DATA FOR THE TASK section start

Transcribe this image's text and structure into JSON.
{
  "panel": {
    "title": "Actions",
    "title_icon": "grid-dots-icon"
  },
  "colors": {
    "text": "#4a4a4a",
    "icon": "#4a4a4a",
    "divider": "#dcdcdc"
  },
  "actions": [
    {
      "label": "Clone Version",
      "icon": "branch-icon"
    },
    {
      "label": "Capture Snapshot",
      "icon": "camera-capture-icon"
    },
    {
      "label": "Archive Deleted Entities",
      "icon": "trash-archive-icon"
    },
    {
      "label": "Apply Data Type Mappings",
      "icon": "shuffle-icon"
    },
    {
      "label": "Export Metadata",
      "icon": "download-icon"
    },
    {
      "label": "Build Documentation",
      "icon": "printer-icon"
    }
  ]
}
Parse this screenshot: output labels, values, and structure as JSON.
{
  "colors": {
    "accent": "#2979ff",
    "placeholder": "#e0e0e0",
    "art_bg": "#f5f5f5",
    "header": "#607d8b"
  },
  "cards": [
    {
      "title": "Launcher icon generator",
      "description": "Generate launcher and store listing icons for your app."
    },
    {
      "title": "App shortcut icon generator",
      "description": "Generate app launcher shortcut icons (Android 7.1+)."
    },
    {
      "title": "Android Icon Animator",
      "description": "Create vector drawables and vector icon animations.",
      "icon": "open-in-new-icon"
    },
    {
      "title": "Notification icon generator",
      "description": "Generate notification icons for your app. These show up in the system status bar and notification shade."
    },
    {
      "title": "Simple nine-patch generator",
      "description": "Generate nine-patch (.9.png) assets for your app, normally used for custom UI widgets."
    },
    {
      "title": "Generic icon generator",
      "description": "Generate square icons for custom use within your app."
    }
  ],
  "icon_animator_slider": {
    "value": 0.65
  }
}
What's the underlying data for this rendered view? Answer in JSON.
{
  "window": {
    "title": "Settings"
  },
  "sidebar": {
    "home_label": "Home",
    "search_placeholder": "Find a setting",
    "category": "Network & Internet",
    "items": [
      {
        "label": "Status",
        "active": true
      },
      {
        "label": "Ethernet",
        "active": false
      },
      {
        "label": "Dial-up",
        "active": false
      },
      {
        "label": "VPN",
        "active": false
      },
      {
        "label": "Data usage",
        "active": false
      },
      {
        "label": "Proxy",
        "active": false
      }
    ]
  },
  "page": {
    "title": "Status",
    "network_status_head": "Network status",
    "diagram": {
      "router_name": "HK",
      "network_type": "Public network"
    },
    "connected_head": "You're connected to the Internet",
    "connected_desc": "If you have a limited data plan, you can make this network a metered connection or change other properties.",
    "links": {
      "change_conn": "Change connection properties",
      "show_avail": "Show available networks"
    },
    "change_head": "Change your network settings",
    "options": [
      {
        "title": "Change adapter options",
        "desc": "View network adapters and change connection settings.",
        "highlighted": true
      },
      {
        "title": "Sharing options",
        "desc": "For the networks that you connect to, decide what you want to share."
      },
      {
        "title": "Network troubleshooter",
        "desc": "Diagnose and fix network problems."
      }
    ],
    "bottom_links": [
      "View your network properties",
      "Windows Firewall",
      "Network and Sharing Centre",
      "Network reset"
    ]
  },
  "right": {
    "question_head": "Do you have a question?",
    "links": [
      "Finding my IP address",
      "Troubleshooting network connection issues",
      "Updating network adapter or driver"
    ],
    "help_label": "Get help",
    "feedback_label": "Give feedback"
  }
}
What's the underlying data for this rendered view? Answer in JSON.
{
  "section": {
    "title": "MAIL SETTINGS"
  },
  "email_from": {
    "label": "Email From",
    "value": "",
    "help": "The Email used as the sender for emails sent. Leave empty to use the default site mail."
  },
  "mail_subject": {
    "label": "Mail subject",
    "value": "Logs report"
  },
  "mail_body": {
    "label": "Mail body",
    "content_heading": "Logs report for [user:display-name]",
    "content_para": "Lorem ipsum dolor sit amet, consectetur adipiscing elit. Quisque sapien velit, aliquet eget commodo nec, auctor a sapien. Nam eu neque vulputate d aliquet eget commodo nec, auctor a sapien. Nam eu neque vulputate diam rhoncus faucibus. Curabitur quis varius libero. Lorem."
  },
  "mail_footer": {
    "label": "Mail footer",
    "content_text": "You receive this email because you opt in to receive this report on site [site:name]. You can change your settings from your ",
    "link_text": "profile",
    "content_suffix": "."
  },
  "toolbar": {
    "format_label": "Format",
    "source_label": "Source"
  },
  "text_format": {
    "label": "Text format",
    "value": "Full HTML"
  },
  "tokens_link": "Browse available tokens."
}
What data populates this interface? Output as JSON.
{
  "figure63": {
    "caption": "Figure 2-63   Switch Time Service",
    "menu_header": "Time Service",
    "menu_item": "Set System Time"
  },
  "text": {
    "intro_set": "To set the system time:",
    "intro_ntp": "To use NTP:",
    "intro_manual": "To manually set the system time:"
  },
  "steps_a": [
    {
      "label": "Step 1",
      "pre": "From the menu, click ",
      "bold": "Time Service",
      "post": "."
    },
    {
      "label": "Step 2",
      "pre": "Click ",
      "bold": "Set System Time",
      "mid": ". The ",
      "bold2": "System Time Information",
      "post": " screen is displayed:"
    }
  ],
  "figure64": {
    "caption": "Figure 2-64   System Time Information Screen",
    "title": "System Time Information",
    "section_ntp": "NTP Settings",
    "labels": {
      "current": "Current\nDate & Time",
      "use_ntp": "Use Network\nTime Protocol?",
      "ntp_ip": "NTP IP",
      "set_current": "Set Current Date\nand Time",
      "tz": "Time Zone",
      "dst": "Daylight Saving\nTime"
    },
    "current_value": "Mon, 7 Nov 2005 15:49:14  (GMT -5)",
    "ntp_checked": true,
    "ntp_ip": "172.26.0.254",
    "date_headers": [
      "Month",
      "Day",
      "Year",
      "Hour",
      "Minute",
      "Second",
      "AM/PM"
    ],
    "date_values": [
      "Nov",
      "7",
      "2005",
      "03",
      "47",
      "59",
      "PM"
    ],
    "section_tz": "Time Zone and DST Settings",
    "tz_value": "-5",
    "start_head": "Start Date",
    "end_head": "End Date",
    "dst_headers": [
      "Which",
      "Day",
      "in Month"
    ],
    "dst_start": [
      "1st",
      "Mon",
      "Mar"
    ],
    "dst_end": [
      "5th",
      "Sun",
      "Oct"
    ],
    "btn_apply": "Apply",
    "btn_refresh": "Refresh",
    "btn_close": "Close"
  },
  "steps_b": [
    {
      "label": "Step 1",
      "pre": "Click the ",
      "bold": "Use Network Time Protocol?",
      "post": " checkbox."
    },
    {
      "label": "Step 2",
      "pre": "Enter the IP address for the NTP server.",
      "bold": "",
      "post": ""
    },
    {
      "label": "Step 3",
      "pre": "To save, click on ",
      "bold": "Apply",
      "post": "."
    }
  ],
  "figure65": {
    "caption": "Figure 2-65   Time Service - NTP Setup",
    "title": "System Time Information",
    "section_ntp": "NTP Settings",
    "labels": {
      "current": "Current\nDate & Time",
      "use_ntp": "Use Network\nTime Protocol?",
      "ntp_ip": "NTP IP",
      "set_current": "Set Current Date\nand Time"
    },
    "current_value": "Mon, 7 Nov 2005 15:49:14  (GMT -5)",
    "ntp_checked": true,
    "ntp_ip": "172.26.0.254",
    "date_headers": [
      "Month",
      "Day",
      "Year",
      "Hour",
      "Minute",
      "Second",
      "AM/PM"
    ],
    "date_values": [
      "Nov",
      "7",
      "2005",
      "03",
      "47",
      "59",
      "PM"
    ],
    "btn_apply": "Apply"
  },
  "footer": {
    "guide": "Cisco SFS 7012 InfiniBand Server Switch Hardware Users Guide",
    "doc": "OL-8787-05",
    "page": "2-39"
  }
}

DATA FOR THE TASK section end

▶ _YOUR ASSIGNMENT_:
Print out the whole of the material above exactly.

▶ _EXPECTED ANSWER_:
Transcribe this image's text and structure into JSON.
{
  "panel": {
    "title": "Actions",
    "title_icon": "grid-dots-icon"
  },
  "colors": {
    "text": "#4a4a4a",
    "icon": "#4a4a4a",
    "divider": "#dcdcdc"
  },
  "actions": [
    {
      "label": "Clone Version",
      "icon": "branch-icon"
    },
    {
      "label": "Capture Snapshot",
      "icon": "camera-capture-icon"
    },
    {
      "label": "Archive Deleted Entities",
      "icon": "trash-archive-icon"
    },
    {
      "label": "Apply Data Type Mappings",
      "icon": "shuffle-icon"
    },
    {
      "label": "Export Metadata",
      "icon": "download-icon"
    },
    {
      "label": "Build Documentation",
      "icon": "printer-icon"
    }
  ]
}
Parse this screenshot: output labels, values, and structure as JSON.
{
  "colors": {
    "accent": "#2979ff",
    "placeholder": "#e0e0e0",
    "art_bg": "#f5f5f5",
    "header": "#607d8b"
  },
  "cards": [
    {
      "title": "Launcher icon generator",
      "description": "Generate launcher and store listing icons for your app."
    },
    {
      "title": "App shortcut icon generator",
      "description": "Generate app launcher shortcut icons (Android 7.1+)."
    },
    {
      "title": "Android Icon Animator",
      "description": "Create vector drawables and vector icon animations.",
      "icon": "open-in-new-icon"
    },
    {
      "title": "Notification icon generator",
      "description": "Generate notification icons for your app. These show up in the system status bar and notification shade."
    },
    {
      "title": "Simple nine-patch generator",
      "description": "Generate nine-patch (.9.png) assets for your app, normally used for custom UI widgets."
    },
    {
      "title": "Generic icon generator",
      "description": "Generate square icons for custom use within your app."
    }
  ],
  "icon_animator_slider": {
    "value": 0.65
  }
}
What's the underlying data for this rendered view? Answer in JSON.
{
  "window": {
    "title": "Settings"
  },
  "sidebar": {
    "home_label": "Home",
    "search_placeholder": "Find a setting",
    "category": "Network & Internet",
    "items": [
      {
        "label": "Status",
        "active": true
      },
      {
        "label": "Ethernet",
        "active": false
      },
      {
        "label": "Dial-up",
        "active": false
      },
      {
        "label": "VPN",
        "active": false
      },
      {
        "label": "Data usage",
        "active": false
      },
      {
        "label": "Proxy",
        "active": false
      }
    ]
  },
  "page": {
    "title": "Status",
    "network_status_head": "Network status",
    "diagram": {
      "router_name": "HK",
      "network_type": "Public network"
    },
    "connected_head": "You're connected to the Internet",
    "connected_desc": "If you have a limited data plan, you can make this network a metered connection or change other properties.",
    "links": {
      "change_conn": "Change connection properties",
      "show_avail": "Show available networks"
    },
    "change_head": "Change your network settings",
    "options": [
      {
        "title": "Change adapter options",
        "desc": "View network adapters and change connection settings.",
        "highlighted": true
      },
      {
        "title": "Sharing options",
        "desc": "For the networks that you connect to, decide what you want to share."
      },
      {
        "title": "Network troubleshooter",
        "desc": "Diagnose and fix network problems."
      }
    ],
    "bottom_links": [
      "View your network properties",
      "Windows Firewall",
      "Network and Sharing Centre",
      "Network reset"
    ]
  },
  "right": {
    "question_head": "Do you have a question?",
    "links": [
      "Finding my IP address",
      "Troubleshooting network connection issues",
      "Updating network adapter or driver"
    ],
    "help_label": "Get help",
    "feedback_label": "Give feedback"
  }
}
What's the underlying data for this rendered view? Answer in JSON.
{
  "section": {
    "title": "MAIL SETTINGS"
  },
  "email_from": {
    "label": "Email From",
    "value": "",
    "help": "The Email used as the sender for emails sent. Leave empty to use the default site mail."
  },
  "mail_subject": {
    "label": "Mail subject",
    "value": "Logs report"
  },
  "mail_body": {
    "label": "Mail body",
    "content_heading": "Logs report for [user:display-name]",
    "content_para": "Lorem ipsum dolor sit amet, consectetur adipiscing elit. Quisque sapien velit, aliquet eget commodo nec, auctor a sapien. Nam eu neque vulputate d aliquet eget commodo nec, auctor a sapien. Nam eu neque vulputate diam rhoncus faucibus. Curabitur quis varius libero. Lorem."
  },
  "mail_footer": {
    "label": "Mail footer",
    "content_text": "You receive this email because you opt in to receive this report on site [site:name]. You can change your settings from your ",
    "link_text": "profile",
    "content_suffix": "."
  },
  "toolbar": {
    "format_label": "Format",
    "source_label": "Source"
  },
  "text_format": {
    "label": "Text format",
    "value": "Full HTML"
  },
  "tokens_link": "Browse available tokens."
}
What data populates this interface? Output as JSON.
{
  "figure63": {
    "caption": "Figure 2-63   Switch Time Service",
    "menu_header": "Time Service",
    "menu_item": "Set System Time"
  },
  "text": {
    "intro_set": "To set the system time:",
    "intro_ntp": "To use NTP:",
    "intro_manual": "To manually set the system time:"
  },
  "steps_a": [
    {
      "label": "Step 1",
      "pre": "From the menu, click ",
      "bold": "Time Service",
      "post": "."
    },
    {
      "label": "Step 2",
      "pre": "Click ",
      "bold": "Set System Time",
      "mid": ". The ",
      "bold2": "System Time Information",
      "post": " screen is displayed:"
    }
  ],
  "figure64": {
    "caption": "Figure 2-64   System Time Information Screen",
    "title": "System Time Information",
    "section_ntp": "NTP Settings",
    "labels": {
      "current": "Current\nDate & Time",
      "use_ntp": "Use Network\nTime Protocol?",
      "ntp_ip": "NTP IP",
      "set_current": "Set Current Date\nand Time",
      "tz": "Time Zone",
      "dst": "Daylight Saving\nTime"
    },
    "current_value": "Mon, 7 Nov 2005 15:49:14  (GMT -5)",
    "ntp_checked": true,
    "ntp_ip": "172.26.0.254",
    "date_headers": [
      "Month",
      "Day",
      "Year",
      "Hour",
      "Minute",
      "Second",
      "AM/PM"
    ],
    "date_values": [
      "Nov",
      "7",
      "2005",
      "03",
      "47",
      "59",
      "PM"
    ],
    "section_tz": "Time Zone and DST Settings",
    "tz_value": "-5",
    "start_head": "Start Date",
    "end_head": "End Date",
    "dst_headers": [
      "Which",
      "Day",
      "in Month"
    ],
    "dst_start": [
      "1st",
      "Mon",
      "Mar"
    ],
    "dst_end": [
      "5th",
      "Sun",
      "Oct"
    ],
    "btn_apply": "Apply",
    "btn_refresh": "Refresh",
    "btn_close": "Close"
  },
  "steps_b": [
    {
      "label": "Step 1",
      "pre": "Click the ",
      "bold": "Use Network Time Protocol?",
      "post": " checkbox."
    },
    {
      "label": "Step 2",
      "pre": "Enter the IP address for the NTP server.",
      "bold": "",
      "post": ""
    },
    {
      "label": "Step 3",
      "pre": "To save, click on ",
      "bold": "Apply",
      "post": "."
    }
  ],
  "figure65": {
    "caption": "Figure 2-65   Time Service - NTP Setup",
    "title": "System Time Information",
    "section_ntp": "NTP Settings",
    "labels": {
      "current": "Current\nDate & Time",
      "use_ntp": "Use Network\nTime Protocol?",
      "ntp_ip": "NTP IP",
      "set_current": "Set Current Date\nand Time"
    },
    "current_value": "Mon, 7 Nov 2005 15:49:14  (GMT -5)",
    "ntp_checked": true,
    "ntp_ip": "172.26.0.254",
    "date_headers": [
      "Month",
      "Day",
      "Year",
      "Hour",
      "Minute",
      "Second",
      "AM/PM"
    ],
    "date_values": [
      "Nov",
      "7",
      "2005",
      "03",
      "47",
      "59",
      "PM"
    ],
    "btn_apply": "Apply"
  },
  "footer": {
    "guide": "Cisco SFS 7012 InfiniBand Server Switch Hardware Users Guide",
    "doc": "OL-8787-05",
    "page": "2-39"
  }
}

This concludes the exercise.